* Data shown
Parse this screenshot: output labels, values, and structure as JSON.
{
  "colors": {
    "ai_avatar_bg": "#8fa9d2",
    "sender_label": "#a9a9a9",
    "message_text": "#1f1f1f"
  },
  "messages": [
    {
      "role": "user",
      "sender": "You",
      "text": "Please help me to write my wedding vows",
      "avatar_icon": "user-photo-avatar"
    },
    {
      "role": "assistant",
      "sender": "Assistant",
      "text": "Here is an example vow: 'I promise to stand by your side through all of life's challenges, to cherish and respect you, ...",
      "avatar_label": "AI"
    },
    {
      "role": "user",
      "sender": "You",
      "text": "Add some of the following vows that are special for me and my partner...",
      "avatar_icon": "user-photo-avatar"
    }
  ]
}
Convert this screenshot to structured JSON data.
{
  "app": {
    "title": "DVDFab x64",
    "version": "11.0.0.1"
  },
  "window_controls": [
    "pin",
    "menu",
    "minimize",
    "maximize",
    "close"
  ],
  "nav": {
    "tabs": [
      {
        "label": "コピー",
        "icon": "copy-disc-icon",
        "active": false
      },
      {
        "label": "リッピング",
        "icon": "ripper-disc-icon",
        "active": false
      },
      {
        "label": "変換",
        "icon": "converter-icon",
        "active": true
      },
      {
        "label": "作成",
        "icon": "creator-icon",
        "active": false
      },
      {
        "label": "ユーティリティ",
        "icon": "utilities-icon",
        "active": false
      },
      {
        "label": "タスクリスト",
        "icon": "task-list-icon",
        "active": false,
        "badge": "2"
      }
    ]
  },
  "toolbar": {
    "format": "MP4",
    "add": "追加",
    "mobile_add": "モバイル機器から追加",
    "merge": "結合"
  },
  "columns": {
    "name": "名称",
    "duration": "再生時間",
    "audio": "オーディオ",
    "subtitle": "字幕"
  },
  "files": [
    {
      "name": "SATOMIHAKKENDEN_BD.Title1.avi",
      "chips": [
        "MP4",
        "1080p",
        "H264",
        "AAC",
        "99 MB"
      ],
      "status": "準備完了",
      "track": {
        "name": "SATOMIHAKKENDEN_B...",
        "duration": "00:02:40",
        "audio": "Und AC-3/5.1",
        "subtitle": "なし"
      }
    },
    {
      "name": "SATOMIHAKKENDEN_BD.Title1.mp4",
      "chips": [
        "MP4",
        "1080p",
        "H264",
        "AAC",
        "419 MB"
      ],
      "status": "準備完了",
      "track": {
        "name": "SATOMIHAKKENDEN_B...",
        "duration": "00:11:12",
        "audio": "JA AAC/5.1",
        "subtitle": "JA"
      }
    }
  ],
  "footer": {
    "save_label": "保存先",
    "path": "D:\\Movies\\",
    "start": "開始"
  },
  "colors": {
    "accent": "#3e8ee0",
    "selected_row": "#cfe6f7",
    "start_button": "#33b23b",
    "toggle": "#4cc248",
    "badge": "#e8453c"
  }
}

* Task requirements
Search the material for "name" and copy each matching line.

* Solution to this exercise
    "name": "名称",
      "name": "SATOMIHAKKENDEN_BD.Title1.avi",
        "name": "SATOMIHAKKENDEN_B...",
      "name": "SATOMIHAKKENDEN_BD.Title1.mp4",
        "name": "SATOMIHAKKENDEN_B...",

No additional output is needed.